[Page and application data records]

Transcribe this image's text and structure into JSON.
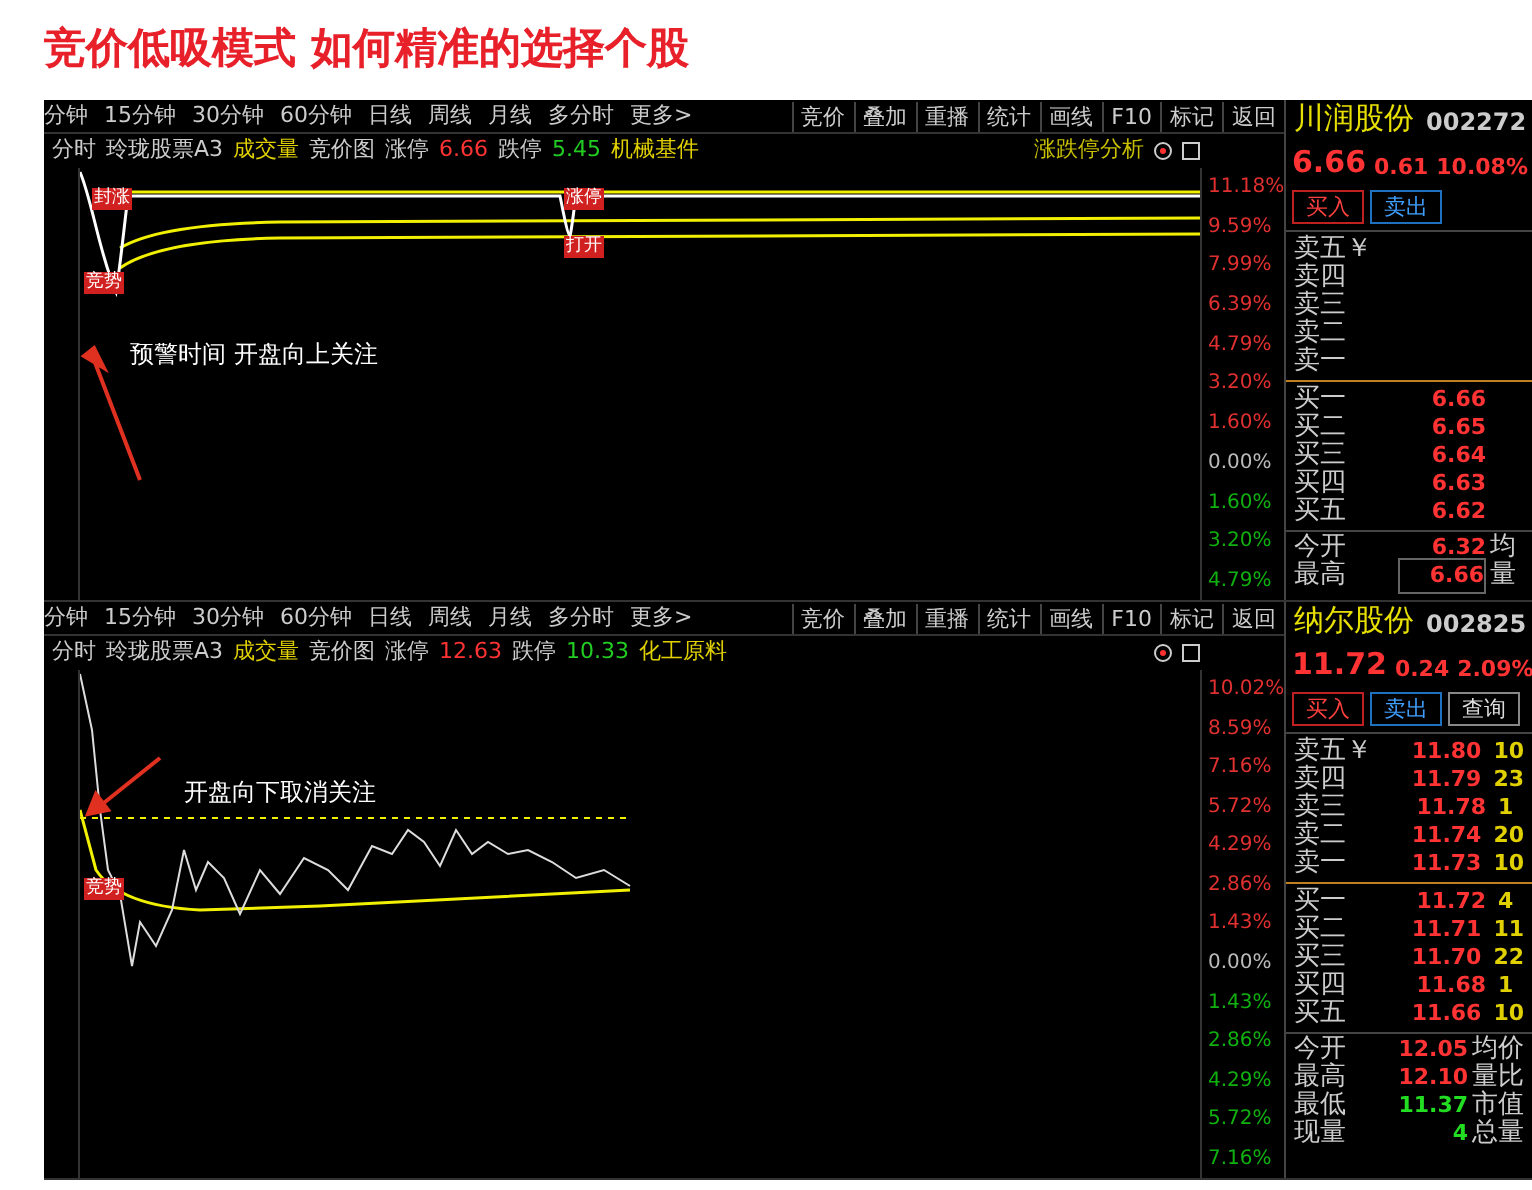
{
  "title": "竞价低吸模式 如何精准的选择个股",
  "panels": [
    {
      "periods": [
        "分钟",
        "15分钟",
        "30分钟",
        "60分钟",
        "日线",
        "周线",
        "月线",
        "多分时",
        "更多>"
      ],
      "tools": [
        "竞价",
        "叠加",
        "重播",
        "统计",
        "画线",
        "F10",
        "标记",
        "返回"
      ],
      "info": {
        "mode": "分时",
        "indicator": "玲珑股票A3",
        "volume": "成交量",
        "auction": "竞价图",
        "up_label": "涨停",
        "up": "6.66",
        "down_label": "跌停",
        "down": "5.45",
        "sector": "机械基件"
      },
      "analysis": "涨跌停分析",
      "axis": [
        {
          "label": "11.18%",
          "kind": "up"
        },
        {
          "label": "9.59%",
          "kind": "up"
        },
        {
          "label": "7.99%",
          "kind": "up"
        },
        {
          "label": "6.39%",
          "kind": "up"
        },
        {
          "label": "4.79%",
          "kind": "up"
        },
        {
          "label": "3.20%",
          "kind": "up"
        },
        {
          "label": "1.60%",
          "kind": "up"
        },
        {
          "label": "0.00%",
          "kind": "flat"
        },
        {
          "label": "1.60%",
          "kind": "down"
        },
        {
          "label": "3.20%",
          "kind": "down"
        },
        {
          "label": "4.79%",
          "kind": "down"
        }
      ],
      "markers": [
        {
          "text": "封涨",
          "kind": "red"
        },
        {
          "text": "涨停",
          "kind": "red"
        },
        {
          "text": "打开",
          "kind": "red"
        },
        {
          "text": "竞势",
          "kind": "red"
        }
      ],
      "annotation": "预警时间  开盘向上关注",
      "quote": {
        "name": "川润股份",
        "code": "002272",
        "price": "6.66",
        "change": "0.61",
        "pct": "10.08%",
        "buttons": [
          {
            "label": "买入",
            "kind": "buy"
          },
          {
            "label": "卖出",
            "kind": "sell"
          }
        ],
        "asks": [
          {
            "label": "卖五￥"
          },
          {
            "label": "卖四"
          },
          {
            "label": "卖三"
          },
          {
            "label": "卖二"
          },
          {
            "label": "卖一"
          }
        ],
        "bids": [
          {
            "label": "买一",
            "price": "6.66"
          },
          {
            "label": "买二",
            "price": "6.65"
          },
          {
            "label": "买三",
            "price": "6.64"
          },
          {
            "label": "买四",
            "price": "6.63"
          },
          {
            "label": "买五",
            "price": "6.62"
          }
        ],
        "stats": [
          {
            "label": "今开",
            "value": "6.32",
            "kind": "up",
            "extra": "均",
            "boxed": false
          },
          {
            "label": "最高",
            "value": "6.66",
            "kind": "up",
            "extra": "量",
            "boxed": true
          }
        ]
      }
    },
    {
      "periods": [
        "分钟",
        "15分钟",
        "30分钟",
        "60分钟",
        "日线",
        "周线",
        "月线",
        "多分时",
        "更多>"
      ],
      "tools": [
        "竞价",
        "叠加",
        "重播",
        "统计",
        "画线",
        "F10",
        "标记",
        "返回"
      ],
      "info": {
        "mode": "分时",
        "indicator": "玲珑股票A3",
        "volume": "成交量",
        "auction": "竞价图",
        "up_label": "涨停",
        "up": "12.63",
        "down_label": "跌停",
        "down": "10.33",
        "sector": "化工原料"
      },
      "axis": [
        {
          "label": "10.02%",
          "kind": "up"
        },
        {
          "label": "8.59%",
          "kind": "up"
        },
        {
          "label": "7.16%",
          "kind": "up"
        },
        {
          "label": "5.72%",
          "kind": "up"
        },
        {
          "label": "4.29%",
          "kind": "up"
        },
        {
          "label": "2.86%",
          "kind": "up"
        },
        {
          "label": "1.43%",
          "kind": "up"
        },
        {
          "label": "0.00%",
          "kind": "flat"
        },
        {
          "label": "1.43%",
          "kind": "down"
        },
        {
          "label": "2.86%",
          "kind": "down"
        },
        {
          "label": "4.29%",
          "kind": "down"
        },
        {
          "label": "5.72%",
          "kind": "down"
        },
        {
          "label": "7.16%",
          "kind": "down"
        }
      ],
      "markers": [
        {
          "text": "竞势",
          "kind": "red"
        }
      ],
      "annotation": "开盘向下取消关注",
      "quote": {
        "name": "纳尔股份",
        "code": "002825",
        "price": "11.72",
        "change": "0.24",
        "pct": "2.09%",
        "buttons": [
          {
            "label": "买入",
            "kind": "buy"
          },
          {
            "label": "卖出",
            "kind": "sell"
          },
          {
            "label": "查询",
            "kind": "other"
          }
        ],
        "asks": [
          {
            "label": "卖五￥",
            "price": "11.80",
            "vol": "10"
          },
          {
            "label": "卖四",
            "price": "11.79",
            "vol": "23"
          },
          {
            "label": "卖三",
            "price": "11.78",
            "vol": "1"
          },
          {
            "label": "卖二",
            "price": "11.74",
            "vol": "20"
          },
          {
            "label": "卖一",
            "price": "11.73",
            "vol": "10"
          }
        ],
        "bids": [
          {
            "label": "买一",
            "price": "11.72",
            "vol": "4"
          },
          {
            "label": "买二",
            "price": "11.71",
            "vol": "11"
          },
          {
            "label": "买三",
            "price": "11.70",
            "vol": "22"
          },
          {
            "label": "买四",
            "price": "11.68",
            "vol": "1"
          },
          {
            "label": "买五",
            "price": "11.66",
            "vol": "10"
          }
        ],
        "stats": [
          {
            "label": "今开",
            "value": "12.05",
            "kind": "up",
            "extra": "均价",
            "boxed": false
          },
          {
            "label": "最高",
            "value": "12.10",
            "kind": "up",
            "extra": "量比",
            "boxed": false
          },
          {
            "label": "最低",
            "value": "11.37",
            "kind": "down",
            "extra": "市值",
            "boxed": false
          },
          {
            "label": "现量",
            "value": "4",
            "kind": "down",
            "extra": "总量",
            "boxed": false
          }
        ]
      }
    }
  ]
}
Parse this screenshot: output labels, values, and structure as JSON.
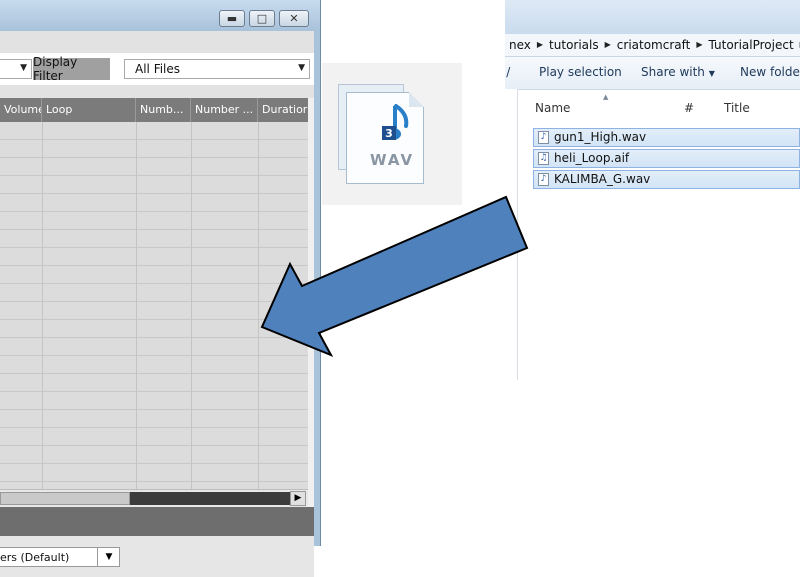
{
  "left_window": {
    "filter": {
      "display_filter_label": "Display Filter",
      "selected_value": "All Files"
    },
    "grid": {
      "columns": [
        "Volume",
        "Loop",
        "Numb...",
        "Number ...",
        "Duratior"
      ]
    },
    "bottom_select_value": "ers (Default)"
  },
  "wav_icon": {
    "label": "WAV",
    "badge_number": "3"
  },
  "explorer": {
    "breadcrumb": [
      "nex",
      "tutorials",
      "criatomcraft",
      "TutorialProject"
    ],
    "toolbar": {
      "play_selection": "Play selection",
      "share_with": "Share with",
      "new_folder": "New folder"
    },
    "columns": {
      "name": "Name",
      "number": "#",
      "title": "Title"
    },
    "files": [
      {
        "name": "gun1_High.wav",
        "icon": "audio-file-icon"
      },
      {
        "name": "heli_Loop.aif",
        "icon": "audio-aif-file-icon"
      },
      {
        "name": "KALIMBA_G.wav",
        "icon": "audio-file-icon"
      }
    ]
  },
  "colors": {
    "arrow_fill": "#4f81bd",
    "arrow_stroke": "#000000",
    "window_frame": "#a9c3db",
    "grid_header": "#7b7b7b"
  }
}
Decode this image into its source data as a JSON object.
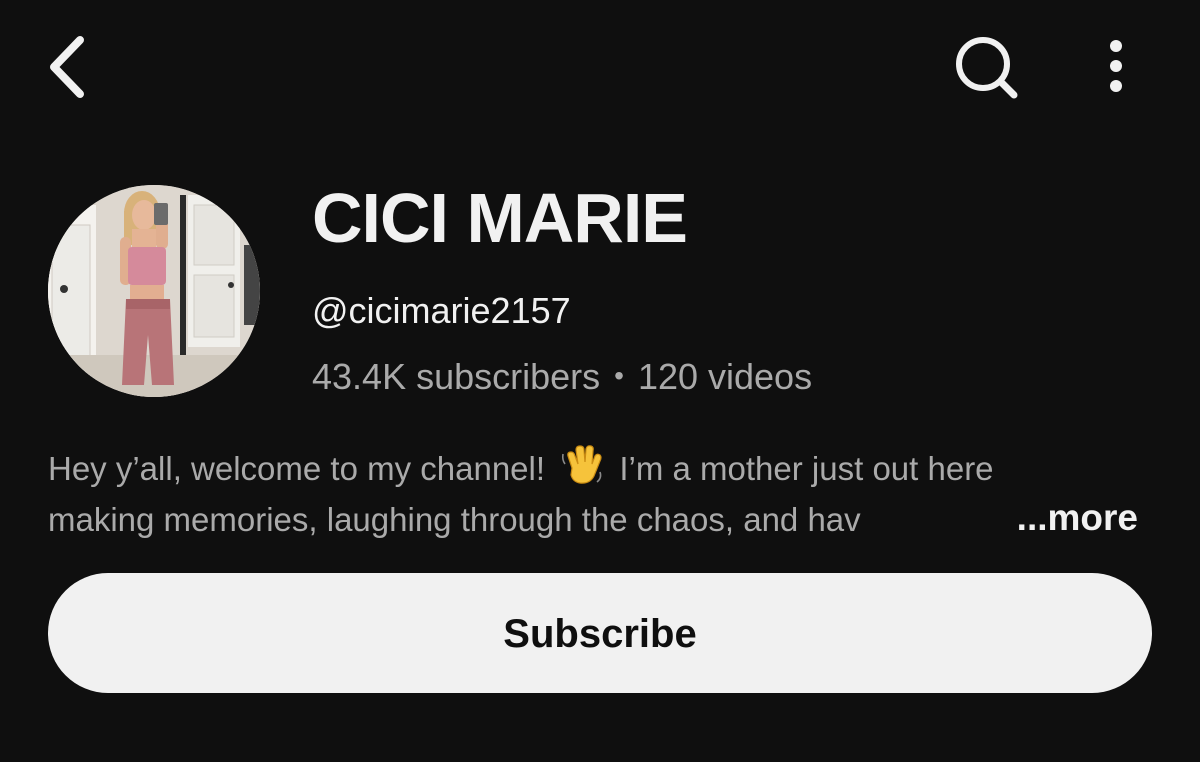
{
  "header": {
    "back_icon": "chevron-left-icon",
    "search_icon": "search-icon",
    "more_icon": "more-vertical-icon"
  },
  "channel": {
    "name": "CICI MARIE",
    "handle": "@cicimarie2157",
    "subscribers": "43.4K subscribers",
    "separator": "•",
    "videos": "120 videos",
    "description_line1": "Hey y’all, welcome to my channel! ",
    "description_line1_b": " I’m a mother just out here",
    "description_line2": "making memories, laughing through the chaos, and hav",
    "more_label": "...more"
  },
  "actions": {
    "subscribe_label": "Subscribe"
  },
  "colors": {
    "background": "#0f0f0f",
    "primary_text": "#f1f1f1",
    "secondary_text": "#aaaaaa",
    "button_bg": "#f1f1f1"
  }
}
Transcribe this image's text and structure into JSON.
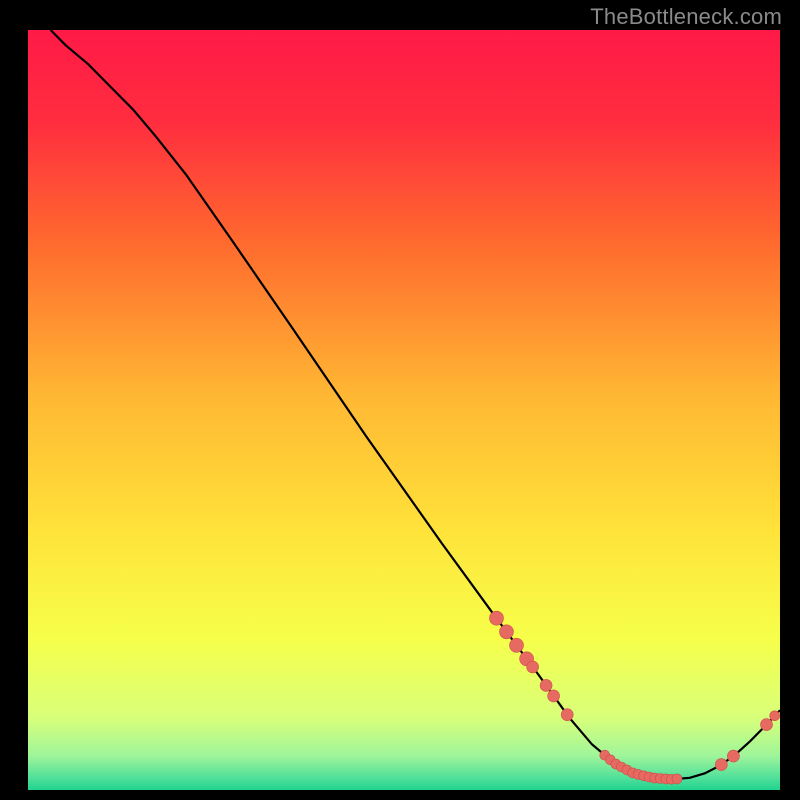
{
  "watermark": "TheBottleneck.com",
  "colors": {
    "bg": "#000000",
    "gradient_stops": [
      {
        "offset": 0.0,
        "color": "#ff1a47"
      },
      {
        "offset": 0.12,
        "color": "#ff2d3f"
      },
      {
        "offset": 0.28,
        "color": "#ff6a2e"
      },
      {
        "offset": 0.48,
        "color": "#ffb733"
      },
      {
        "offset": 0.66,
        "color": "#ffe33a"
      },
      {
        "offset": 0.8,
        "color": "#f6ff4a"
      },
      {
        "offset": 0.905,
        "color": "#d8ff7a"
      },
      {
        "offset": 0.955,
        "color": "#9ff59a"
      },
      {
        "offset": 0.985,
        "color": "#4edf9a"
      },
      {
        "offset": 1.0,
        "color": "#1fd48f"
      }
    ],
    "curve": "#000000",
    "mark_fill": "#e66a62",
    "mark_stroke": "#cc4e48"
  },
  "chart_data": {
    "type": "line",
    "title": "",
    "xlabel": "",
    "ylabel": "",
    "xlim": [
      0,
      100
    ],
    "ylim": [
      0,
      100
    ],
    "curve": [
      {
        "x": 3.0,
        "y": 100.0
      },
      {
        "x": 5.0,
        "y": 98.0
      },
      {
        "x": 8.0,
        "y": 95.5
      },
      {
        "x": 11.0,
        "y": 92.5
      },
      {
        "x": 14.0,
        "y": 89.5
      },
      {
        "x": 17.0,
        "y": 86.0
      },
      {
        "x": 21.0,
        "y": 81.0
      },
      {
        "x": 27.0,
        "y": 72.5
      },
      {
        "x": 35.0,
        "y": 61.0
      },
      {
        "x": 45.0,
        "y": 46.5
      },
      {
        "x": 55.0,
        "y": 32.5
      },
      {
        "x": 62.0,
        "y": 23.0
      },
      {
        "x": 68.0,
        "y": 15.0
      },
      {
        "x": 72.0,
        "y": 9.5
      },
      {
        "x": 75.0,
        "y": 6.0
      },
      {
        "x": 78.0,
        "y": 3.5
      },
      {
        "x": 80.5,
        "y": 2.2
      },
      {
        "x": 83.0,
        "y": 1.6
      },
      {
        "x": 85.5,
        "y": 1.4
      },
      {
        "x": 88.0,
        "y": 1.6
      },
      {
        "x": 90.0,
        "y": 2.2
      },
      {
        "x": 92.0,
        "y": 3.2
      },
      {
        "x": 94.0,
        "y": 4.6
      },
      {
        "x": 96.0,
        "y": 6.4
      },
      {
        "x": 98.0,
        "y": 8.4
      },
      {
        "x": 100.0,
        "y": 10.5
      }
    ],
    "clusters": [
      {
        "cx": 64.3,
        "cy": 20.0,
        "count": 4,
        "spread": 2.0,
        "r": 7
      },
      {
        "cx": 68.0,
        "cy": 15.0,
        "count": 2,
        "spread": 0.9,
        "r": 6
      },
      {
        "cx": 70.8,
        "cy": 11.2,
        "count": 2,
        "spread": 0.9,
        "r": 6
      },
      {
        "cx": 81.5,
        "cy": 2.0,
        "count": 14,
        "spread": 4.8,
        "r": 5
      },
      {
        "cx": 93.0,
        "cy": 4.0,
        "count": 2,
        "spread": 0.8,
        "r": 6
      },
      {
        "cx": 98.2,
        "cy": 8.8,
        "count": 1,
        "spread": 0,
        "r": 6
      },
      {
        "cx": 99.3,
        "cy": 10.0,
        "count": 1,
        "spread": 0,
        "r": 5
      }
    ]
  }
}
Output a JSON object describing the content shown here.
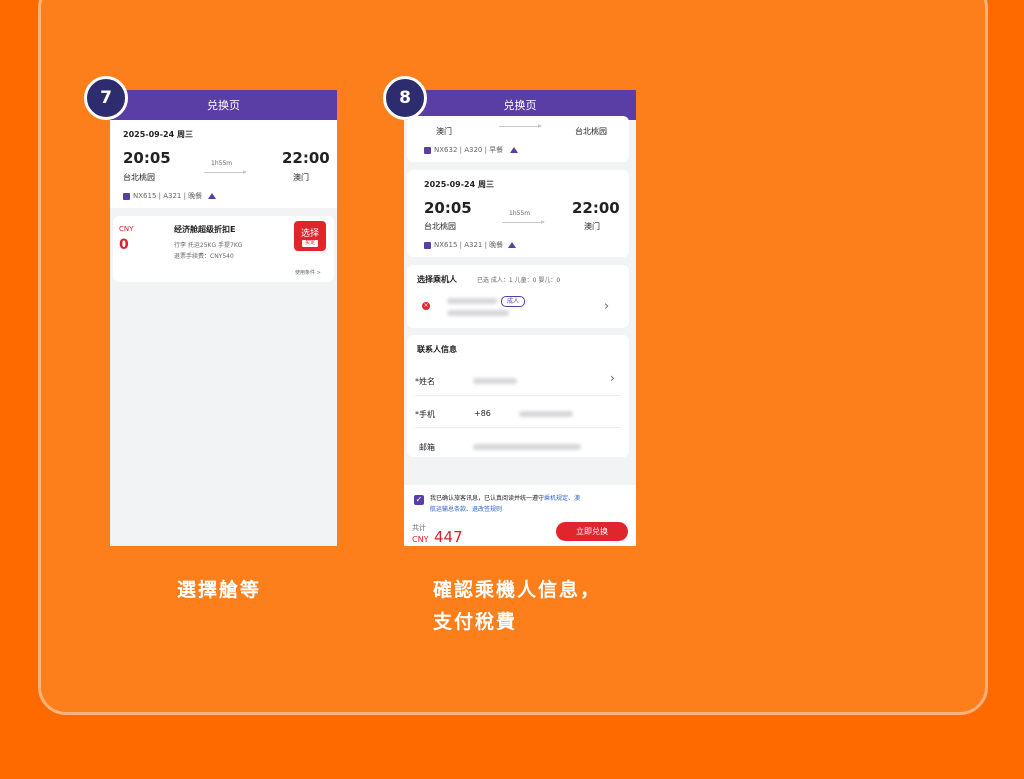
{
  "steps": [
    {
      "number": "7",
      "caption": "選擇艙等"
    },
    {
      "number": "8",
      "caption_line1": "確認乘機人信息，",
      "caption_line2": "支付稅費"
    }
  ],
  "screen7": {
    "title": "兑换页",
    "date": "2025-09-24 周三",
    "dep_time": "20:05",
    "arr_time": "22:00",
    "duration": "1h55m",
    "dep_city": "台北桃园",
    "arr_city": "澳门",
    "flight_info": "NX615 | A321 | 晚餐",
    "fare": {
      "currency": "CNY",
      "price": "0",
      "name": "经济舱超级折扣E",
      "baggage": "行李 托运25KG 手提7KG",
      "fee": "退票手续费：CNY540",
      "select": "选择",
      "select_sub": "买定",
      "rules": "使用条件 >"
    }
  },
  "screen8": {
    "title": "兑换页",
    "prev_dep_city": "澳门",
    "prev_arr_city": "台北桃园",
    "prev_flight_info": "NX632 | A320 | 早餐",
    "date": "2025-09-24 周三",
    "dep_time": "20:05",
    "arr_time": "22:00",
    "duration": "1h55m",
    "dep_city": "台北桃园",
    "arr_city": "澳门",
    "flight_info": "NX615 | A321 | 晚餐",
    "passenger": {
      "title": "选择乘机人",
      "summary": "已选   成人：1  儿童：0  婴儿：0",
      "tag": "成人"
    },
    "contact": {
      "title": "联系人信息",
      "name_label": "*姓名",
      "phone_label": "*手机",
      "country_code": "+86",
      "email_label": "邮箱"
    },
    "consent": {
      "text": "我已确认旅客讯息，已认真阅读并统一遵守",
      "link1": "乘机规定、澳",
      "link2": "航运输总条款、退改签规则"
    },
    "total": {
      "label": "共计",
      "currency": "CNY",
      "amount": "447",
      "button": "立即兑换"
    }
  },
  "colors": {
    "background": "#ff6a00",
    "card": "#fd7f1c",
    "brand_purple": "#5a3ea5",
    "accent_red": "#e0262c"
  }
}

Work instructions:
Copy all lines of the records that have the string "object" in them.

Output for this exercise:
Decode this image into its source data as a JSON object.
Output a JSON object describing the content shown here.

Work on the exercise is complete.